- It includes only large-cap companies. The S&P 500 includes only large-cap stocks, so you won’t gain any exposure to small-cap or mid-cap stocks, which tend to grow at faster rates than their large-cap counterparts.
- Investing in the S&P 500, specifically an S&P 500 index fund, is a great way to diversify your portfolio and grow steady wealth over time.
- Investing in the S&P 500 is a great option for individual investors of any experience level.
- Make sure you compare the best investment platforms to figure out which one is best for you.
Paid non-client promotion. Finder does not invest money with providers on this page. If a brand is a referral partner, we're paid when you click or tap through to, open an account with or provide your contact information to the provider. Partnerships are not a recommendation for you to invest with any one company. Learn more about how we make money.
Finder is not an adviser or brokerage service. Information on this page is for educational purposes only and not a recommendation to invest with any one company, trade specific stocks or fund specific investments. All editorial opinions are our own.
More guides on Finder
How to buy Discord stock when it goes public
Everything we know about the Discord IPO, plus information on how to buy in.
How to buy Floor-and-Decor stock
Steps to owning and managing FND, with 24-hour and historical pricing before you buy.
How to buy Southwest Gas stock
Steps to owning and managing SWX, with 24-hour and historical pricing before you buy.
How to buy Chime stock when it goes public
Everything we know about the Chime IPO, plus information on how to buy in.
How to buy Key Energy Services stock

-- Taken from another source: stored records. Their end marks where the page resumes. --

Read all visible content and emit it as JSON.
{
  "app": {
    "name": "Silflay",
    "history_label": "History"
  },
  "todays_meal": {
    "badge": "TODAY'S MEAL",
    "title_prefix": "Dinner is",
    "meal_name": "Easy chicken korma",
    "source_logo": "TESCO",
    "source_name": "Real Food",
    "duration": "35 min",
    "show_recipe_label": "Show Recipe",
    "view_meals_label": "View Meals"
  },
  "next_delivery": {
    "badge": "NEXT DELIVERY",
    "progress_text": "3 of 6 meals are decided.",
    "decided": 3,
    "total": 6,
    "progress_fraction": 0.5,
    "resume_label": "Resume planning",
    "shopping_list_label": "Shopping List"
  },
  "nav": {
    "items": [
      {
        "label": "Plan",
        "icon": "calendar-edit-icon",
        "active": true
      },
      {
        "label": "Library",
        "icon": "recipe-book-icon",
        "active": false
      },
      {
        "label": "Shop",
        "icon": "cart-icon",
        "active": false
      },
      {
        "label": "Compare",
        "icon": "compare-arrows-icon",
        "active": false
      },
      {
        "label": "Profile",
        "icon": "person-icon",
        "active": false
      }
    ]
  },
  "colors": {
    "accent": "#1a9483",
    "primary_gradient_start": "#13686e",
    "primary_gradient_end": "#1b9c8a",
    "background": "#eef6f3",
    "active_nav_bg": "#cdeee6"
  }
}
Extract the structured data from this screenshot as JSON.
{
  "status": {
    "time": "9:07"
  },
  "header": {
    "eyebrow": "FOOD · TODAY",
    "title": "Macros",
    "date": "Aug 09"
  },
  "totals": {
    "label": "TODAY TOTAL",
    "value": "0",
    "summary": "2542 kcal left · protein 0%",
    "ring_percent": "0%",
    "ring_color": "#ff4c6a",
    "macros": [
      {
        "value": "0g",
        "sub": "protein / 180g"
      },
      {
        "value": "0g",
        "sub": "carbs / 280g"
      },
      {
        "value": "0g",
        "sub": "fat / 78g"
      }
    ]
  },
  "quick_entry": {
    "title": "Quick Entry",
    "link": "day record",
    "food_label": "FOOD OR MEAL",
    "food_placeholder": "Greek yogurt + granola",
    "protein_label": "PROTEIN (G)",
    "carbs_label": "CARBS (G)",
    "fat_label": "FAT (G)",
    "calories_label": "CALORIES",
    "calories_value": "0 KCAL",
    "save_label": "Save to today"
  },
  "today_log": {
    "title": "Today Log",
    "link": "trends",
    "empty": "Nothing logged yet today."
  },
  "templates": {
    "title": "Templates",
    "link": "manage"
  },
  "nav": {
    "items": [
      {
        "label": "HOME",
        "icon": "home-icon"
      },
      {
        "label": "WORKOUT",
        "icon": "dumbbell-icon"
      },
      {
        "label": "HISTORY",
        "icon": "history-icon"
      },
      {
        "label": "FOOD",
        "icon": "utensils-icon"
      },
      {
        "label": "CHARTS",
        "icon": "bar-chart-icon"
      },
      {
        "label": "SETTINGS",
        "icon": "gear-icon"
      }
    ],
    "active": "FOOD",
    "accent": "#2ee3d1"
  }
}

Steps to owning and managing KEG, with 24-hour and historical pricing before you buy.
How to buy McDermott International stock
Steps to owning and managing MDR, with 24-hour and historical pricing before you buy.
How to buy Gen Digital stock
Steps to owning and managing GEN, with 24-hour and historical pricing before you buy.
How to buy Grail (GRAL) stock when it goes public
Everything we know about the Grail IPO, plus information on how to buy in.
How to buy Harley-Davidson stock
Steps to owning and managing HOG, with 24-hour and historical pricing before you buy.
How to invest in Energy Transfer
Steps to owning and managing ET, with 24-hour and historical pricing before you buy.
Ask an Expert